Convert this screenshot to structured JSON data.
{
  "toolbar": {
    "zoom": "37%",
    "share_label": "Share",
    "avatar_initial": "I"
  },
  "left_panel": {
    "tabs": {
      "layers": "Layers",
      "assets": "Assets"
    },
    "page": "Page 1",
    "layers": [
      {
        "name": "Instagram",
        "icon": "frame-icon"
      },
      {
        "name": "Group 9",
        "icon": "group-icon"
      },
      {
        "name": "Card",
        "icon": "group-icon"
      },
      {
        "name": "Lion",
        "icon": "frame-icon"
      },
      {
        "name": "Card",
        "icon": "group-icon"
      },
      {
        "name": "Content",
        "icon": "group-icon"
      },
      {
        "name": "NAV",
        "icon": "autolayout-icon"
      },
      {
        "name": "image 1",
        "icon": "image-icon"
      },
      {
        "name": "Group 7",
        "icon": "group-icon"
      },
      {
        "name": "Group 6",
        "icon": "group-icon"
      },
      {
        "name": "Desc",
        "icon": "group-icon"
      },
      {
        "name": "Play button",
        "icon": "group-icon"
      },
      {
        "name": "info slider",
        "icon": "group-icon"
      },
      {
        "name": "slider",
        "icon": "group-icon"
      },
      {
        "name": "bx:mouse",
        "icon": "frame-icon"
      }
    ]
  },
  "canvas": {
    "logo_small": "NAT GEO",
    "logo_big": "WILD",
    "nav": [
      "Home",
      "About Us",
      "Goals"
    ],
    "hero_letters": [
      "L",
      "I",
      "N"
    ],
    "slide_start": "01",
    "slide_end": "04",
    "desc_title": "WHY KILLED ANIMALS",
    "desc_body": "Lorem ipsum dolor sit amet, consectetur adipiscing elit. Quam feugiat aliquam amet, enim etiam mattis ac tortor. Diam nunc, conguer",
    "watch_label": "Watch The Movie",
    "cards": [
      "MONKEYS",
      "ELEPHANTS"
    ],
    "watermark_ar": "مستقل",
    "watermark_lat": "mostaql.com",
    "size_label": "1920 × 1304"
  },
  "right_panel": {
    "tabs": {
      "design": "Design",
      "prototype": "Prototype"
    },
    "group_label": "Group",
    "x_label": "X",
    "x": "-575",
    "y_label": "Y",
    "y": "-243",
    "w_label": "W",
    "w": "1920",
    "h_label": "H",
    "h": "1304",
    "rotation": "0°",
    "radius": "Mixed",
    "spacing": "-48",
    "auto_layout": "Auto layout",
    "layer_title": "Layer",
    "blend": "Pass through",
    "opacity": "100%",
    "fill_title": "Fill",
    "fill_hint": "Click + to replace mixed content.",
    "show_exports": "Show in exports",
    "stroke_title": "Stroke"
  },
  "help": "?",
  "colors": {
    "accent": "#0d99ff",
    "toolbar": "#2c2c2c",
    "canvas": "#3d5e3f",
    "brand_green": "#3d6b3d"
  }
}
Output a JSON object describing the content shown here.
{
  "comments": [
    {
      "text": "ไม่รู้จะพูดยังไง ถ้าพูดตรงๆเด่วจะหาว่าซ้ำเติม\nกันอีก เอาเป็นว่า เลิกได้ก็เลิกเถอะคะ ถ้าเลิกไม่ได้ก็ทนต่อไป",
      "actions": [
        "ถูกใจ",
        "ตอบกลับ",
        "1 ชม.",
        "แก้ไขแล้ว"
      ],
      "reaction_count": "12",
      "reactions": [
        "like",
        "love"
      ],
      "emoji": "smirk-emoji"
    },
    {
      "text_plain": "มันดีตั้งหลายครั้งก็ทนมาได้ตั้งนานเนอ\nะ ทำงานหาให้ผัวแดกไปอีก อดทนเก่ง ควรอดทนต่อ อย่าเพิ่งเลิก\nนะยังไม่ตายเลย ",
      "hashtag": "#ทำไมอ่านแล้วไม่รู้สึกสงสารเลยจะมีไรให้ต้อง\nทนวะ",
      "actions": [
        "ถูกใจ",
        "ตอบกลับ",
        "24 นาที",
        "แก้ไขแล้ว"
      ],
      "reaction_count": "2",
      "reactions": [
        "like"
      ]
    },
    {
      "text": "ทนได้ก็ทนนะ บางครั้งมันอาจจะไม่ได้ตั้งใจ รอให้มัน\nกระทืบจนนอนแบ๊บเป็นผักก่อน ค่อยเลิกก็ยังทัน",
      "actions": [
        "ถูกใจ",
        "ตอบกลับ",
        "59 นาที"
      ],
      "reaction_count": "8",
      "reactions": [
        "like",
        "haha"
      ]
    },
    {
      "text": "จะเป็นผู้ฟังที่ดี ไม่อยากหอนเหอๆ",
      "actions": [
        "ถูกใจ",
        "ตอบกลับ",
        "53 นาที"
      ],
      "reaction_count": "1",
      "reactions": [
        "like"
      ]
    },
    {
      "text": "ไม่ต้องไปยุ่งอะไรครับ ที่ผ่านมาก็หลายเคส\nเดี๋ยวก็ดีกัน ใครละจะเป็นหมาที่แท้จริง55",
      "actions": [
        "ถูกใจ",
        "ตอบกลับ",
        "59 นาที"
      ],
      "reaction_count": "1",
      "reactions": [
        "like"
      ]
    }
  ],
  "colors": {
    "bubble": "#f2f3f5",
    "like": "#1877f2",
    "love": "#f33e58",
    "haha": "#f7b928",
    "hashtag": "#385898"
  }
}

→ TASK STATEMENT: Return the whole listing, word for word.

→ OUTPUT:
Convert this screenshot to structured JSON data.
{
  "toolbar": {
    "zoom": "37%",
    "share_label": "Share",
    "avatar_initial": "I"
  },
  "left_panel": {
    "tabs": {
      "layers": "Layers",
      "assets": "Assets"
    },
    "page": "Page 1",
    "layers": [
      {
        "name": "Instagram",
        "icon": "frame-icon"
      },
      {
        "name": "Group 9",
        "icon": "group-icon"
      },
      {
        "name": "Card",
        "icon": "group-icon"
      },
      {
        "name": "Lion",
        "icon": "frame-icon"
      },
      {
        "name": "Card",
        "icon": "group-icon"
      },
      {
        "name": "Content",
        "icon": "group-icon"
      },
      {
        "name": "NAV",
        "icon": "autolayout-icon"
      },
      {
        "name": "image 1",
        "icon": "image-icon"
      },
      {
        "name": "Group 7",
        "icon": "group-icon"
      },
      {
        "name": "Group 6",
        "icon": "group-icon"
      },
      {
        "name": "Desc",
        "icon": "group-icon"
      },
      {
        "name": "Play button",
        "icon": "group-icon"
      },
      {
        "name": "info slider",
        "icon": "group-icon"
      },
      {
        "name": "slider",
        "icon": "group-icon"
      },
      {
        "name": "bx:mouse",
        "icon": "frame-icon"
      }
    ]
  },
  "canvas": {
    "logo_small": "NAT GEO",
    "logo_big": "WILD",
    "nav": [
      "Home",
      "About Us",
      "Goals"
    ],
    "hero_letters": [
      "L",
      "I",
      "N"
    ],
    "slide_start": "01",
    "slide_end": "04",
    "desc_title": "WHY KILLED ANIMALS",
    "desc_body": "Lorem ipsum dolor sit amet, consectetur adipiscing elit. Quam feugiat aliquam amet, enim etiam mattis ac tortor. Diam nunc, conguer",
    "watch_label": "Watch The Movie",
    "cards": [
      "MONKEYS",
      "ELEPHANTS"
    ],
    "watermark_ar": "مستقل",
    "watermark_lat": "mostaql.com",
    "size_label": "1920 × 1304"
  },
  "right_panel": {
    "tabs": {
      "design": "Design",
      "prototype": "Prototype"
    },
    "group_label": "Group",
    "x_label": "X",
    "x": "-575",
    "y_label": "Y",
    "y": "-243",
    "w_label": "W",
    "w": "1920",
    "h_label": "H",
    "h": "1304",
    "rotation": "0°",
    "radius": "Mixed",
    "spacing": "-48",
    "auto_layout": "Auto layout",
    "layer_title": "Layer",
    "blend": "Pass through",
    "opacity": "100%",
    "fill_title": "Fill",
    "fill_hint": "Click + to replace mixed content.",
    "show_exports": "Show in exports",
    "stroke_title": "Stroke"
  },
  "help": "?",
  "colors": {
    "accent": "#0d99ff",
    "toolbar": "#2c2c2c",
    "canvas": "#3d5e3f",
    "brand_green": "#3d6b3d"
  }
}
Output a JSON object describing the content shown here.
{
  "comments": [
    {
      "text": "ไม่รู้จะพูดยังไง ถ้าพูดตรงๆเด่วจะหาว่าซ้ำเติม\nกันอีก เอาเป็นว่า เลิกได้ก็เลิกเถอะคะ ถ้าเลิกไม่ได้ก็ทนต่อไป",
      "actions": [
        "ถูกใจ",
        "ตอบกลับ",
        "1 ชม.",
        "แก้ไขแล้ว"
      ],
      "reaction_count": "12",
      "reactions": [
        "like",
        "love"
      ],
      "emoji": "smirk-emoji"
    },
    {
      "text_plain": "มันดีตั้งหลายครั้งก็ทนมาได้ตั้งนานเนอ\nะ ทำงานหาให้ผัวแดกไปอีก อดทนเก่ง ควรอดทนต่อ อย่าเพิ่งเลิก\nนะยังไม่ตายเลย ",
      "hashtag": "#ทำไมอ่านแล้วไม่รู้สึกสงสารเลยจะมีไรให้ต้อง\nทนวะ",
      "actions": [
        "ถูกใจ",
        "ตอบกลับ",
        "24 นาที",
        "แก้ไขแล้ว"
      ],
      "reaction_count": "2",
      "reactions": [
        "like"
      ]
    },
    {
      "text": "ทนได้ก็ทนนะ บางครั้งมันอาจจะไม่ได้ตั้งใจ รอให้มัน\nกระทืบจนนอนแบ๊บเป็นผักก่อน ค่อยเลิกก็ยังทัน",
      "actions": [
        "ถูกใจ",
        "ตอบกลับ",
        "59 นาที"
      ],
      "reaction_count": "8",
      "reactions": [
        "like",
        "haha"
      ]
    },
    {
      "text": "จะเป็นผู้ฟังที่ดี ไม่อยากหอนเหอๆ",
      "actions": [
        "ถูกใจ",
        "ตอบกลับ",
        "53 นาที"
      ],
      "reaction_count": "1",
      "reactions": [
        "like"
      ]
    },
    {
      "text": "ไม่ต้องไปยุ่งอะไรครับ ที่ผ่านมาก็หลายเคส\nเดี๋ยวก็ดีกัน ใครละจะเป็นหมาที่แท้จริง55",
      "actions": [
        "ถูกใจ",
        "ตอบกลับ",
        "59 นาที"
      ],
      "reaction_count": "1",
      "reactions": [
        "like"
      ]
    }
  ],
  "colors": {
    "bubble": "#f2f3f5",
    "like": "#1877f2",
    "love": "#f33e58",
    "haha": "#f7b928",
    "hashtag": "#385898"
  }
}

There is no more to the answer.